+++ Given records

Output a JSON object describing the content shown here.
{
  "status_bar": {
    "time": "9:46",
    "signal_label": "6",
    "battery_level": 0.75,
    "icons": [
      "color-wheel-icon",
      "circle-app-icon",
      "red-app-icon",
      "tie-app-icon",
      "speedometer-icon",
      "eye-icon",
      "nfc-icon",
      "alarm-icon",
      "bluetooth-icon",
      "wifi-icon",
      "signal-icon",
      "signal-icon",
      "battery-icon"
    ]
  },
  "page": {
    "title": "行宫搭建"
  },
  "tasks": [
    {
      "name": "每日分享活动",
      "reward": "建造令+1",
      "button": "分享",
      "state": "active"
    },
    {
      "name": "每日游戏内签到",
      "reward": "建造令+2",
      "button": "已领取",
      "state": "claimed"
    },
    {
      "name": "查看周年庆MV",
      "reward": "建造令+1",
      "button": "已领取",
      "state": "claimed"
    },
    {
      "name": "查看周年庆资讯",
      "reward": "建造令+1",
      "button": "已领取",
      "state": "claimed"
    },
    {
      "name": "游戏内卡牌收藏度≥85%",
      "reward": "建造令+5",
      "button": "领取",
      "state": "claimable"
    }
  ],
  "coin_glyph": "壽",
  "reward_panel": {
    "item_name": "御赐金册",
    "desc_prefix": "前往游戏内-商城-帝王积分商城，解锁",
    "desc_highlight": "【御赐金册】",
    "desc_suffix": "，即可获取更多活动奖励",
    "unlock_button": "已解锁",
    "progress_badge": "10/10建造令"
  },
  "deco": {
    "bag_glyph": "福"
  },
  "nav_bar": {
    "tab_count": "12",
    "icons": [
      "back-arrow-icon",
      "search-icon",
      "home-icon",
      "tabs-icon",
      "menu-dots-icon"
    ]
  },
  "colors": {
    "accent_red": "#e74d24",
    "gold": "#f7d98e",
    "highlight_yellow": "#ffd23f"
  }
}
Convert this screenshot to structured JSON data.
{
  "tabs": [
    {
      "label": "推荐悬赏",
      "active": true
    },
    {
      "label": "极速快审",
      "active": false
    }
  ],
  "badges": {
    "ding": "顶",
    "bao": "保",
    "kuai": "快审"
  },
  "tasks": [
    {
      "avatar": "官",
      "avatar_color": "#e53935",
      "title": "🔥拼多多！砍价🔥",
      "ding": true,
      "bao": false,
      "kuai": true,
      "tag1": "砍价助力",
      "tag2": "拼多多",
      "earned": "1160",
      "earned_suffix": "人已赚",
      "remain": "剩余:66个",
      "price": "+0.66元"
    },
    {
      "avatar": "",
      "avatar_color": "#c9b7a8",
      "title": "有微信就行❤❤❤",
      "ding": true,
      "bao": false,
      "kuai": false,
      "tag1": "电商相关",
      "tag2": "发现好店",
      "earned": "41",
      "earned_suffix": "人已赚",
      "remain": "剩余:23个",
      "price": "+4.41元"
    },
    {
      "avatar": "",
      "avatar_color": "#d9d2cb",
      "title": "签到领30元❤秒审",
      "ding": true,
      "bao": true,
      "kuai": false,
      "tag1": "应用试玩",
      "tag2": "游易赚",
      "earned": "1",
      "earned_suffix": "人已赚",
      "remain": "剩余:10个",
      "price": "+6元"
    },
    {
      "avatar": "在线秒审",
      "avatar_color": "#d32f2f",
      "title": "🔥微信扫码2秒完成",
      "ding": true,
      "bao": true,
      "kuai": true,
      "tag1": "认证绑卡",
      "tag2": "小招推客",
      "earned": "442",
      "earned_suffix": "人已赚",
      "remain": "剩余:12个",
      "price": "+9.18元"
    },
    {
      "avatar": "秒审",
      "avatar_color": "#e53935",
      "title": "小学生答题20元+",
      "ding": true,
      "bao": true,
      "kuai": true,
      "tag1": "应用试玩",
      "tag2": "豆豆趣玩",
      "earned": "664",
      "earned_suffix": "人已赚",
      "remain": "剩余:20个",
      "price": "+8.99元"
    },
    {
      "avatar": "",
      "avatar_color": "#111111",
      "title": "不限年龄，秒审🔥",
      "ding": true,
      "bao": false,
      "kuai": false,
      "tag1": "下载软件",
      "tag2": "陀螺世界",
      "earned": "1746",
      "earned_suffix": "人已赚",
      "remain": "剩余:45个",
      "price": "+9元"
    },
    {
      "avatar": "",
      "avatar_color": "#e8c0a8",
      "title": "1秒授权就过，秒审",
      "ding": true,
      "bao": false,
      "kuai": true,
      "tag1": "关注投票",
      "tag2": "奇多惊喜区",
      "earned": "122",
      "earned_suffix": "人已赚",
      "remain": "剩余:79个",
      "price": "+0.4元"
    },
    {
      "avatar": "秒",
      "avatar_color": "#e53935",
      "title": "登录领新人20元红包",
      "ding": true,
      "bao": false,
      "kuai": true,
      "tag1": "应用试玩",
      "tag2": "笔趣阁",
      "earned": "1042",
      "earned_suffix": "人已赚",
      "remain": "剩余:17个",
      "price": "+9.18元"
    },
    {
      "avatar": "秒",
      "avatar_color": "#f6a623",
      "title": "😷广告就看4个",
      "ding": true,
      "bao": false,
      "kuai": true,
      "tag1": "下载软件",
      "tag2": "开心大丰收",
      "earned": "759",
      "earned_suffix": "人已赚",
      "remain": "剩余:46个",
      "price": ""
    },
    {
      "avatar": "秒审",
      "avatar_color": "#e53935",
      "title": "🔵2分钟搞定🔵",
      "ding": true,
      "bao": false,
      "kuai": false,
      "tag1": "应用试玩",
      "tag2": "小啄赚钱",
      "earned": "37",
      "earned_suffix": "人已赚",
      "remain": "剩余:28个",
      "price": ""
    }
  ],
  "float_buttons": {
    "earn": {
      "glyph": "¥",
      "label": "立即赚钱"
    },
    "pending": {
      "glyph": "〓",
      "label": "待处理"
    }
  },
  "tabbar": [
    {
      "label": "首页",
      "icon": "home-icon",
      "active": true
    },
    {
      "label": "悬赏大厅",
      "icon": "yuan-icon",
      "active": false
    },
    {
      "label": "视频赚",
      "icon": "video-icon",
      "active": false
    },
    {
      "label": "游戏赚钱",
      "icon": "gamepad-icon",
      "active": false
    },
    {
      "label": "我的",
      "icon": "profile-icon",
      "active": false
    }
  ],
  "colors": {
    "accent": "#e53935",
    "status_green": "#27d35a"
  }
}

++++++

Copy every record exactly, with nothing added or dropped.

**Final answer**
Output a JSON object describing the content shown here.
{
  "status_bar": {
    "time": "9:46",
    "signal_label": "6",
    "battery_level": 0.75,
    "icons": [
      "color-wheel-icon",
      "circle-app-icon",
      "red-app-icon",
      "tie-app-icon",
      "speedometer-icon",
      "eye-icon",
      "nfc-icon",
      "alarm-icon",
      "bluetooth-icon",
      "wifi-icon",
      "signal-icon",
      "signal-icon",
      "battery-icon"
    ]
  },
  "page": {
    "title": "行宫搭建"
  },
  "tasks": [
    {
      "name": "每日分享活动",
      "reward": "建造令+1",
      "button": "分享",
      "state": "active"
    },
    {
      "name": "每日游戏内签到",
      "reward": "建造令+2",
      "button": "已领取",
      "state": "claimed"
    },
    {
      "name": "查看周年庆MV",
      "reward": "建造令+1",
      "button": "已领取",
      "state": "claimed"
    },
    {
      "name": "查看周年庆资讯",
      "reward": "建造令+1",
      "button": "已领取",
      "state": "claimed"
    },
    {
      "name": "游戏内卡牌收藏度≥85%",
      "reward": "建造令+5",
      "button": "领取",
      "state": "claimable"
    }
  ],
  "coin_glyph": "壽",
  "reward_panel": {
    "item_name": "御赐金册",
    "desc_prefix": "前往游戏内-商城-帝王积分商城，解锁",
    "desc_highlight": "【御赐金册】",
    "desc_suffix": "，即可获取更多活动奖励",
    "unlock_button": "已解锁",
    "progress_badge": "10/10建造令"
  },
  "deco": {
    "bag_glyph": "福"
  },
  "nav_bar": {
    "tab_count": "12",
    "icons": [
      "back-arrow-icon",
      "search-icon",
      "home-icon",
      "tabs-icon",
      "menu-dots-icon"
    ]
  },
  "colors": {
    "accent_red": "#e74d24",
    "gold": "#f7d98e",
    "highlight_yellow": "#ffd23f"
  }
}
Convert this screenshot to structured JSON data.
{
  "tabs": [
    {
      "label": "推荐悬赏",
      "active": true
    },
    {
      "label": "极速快审",
      "active": false
    }
  ],
  "badges": {
    "ding": "顶",
    "bao": "保",
    "kuai": "快审"
  },
  "tasks": [
    {
      "avatar": "官",
      "avatar_color": "#e53935",
      "title": "🔥拼多多！砍价🔥",
      "ding": true,
      "bao": false,
      "kuai": true,
      "tag1": "砍价助力",
      "tag2": "拼多多",
      "earned": "1160",
      "earned_suffix": "人已赚",
      "remain": "剩余:66个",
      "price": "+0.66元"
    },
    {
      "avatar": "",
      "avatar_color": "#c9b7a8",
      "title": "有微信就行❤❤❤",
      "ding": true,
      "bao": false,
      "kuai": false,
      "tag1": "电商相关",
      "tag2": "发现好店",
      "earned": "41",
      "earned_suffix": "人已赚",
      "remain": "剩余:23个",
      "price": "+4.41元"
    },
    {
      "avatar": "",
      "avatar_color": "#d9d2cb",
      "title": "签到领30元❤秒审",
      "ding": true,
      "bao": true,
      "kuai": false,
      "tag1": "应用试玩",
      "tag2": "游易赚",
      "earned": "1",
      "earned_suffix": "人已赚",
      "remain": "剩余:10个",
      "price": "+6元"
    },
    {
      "avatar": "在线秒审",
      "avatar_color": "#d32f2f",
      "title": "🔥微信扫码2秒完成",
      "ding": true,
      "bao": true,
      "kuai": true,
      "tag1": "认证绑卡",
      "tag2": "小招推客",
      "earned": "442",
      "earned_suffix": "人已赚",
      "remain": "剩余:12个",
      "price": "+9.18元"
    },
    {
      "avatar": "秒审",
      "avatar_color": "#e53935",
      "title": "小学生答题20元+",
      "ding": true,
      "bao": true,
      "kuai": true,
      "tag1": "应用试玩",
      "tag2": "豆豆趣玩",
      "earned": "664",
      "earned_suffix": "人已赚",
      "remain": "剩余:20个",
      "price": "+8.99元"
    },
    {
      "avatar": "",
      "avatar_color": "#111111",
      "title": "不限年龄，秒审🔥",
      "ding": true,
      "bao": false,
      "kuai": false,
      "tag1": "下载软件",
      "tag2": "陀螺世界",
      "earned": "1746",
      "earned_suffix": "人已赚",
      "remain": "剩余:45个",
      "price": "+9元"
    },
    {
      "avatar": "",
      "avatar_color": "#e8c0a8",
      "title": "1秒授权就过，秒审",
      "ding": true,
      "bao": false,
      "kuai": true,
      "tag1": "关注投票",
      "tag2": "奇多惊喜区",
      "earned": "122",
      "earned_suffix": "人已赚",
      "remain": "剩余:79个",
      "price": "+0.4元"
    },
    {
      "avatar": "秒",
      "avatar_color": "#e53935",
      "title": "登录领新人20元红包",
      "ding": true,
      "bao": false,
      "kuai": true,
      "tag1": "应用试玩",
      "tag2": "笔趣阁",
      "earned": "1042",
      "earned_suffix": "人已赚",
      "remain": "剩余:17个",
      "price": "+9.18元"
    },
    {
      "avatar": "秒",
      "avatar_color": "#f6a623",
      "title": "😷广告就看4个",
      "ding": true,
      "bao": false,
      "kuai": true,
      "tag1": "下载软件",
      "tag2": "开心大丰收",
      "earned": "759",
      "earned_suffix": "人已赚",
      "remain": "剩余:46个",
      "price": ""
    },
    {
      "avatar": "秒审",
      "avatar_color": "#e53935",
      "title": "🔵2分钟搞定🔵",
      "ding": true,
      "bao": false,
      "kuai": false,
      "tag1": "应用试玩",
      "tag2": "小啄赚钱",
      "earned": "37",
      "earned_suffix": "人已赚",
      "remain": "剩余:28个",
      "price": ""
    }
  ],
  "float_buttons": {
    "earn": {
      "glyph": "¥",
      "label": "立即赚钱"
    },
    "pending": {
      "glyph": "〓",
      "label": "待处理"
    }
  },
  "tabbar": [
    {
      "label": "首页",
      "icon": "home-icon",
      "active": true
    },
    {
      "label": "悬赏大厅",
      "icon": "yuan-icon",
      "active": false
    },
    {
      "label": "视频赚",
      "icon": "video-icon",
      "active": false
    },
    {
      "label": "游戏赚钱",
      "icon": "gamepad-icon",
      "active": false
    },
    {
      "label": "我的",
      "icon": "profile-icon",
      "active": false
    }
  ],
  "colors": {
    "accent": "#e53935",
    "status_green": "#27d35a"
  }
}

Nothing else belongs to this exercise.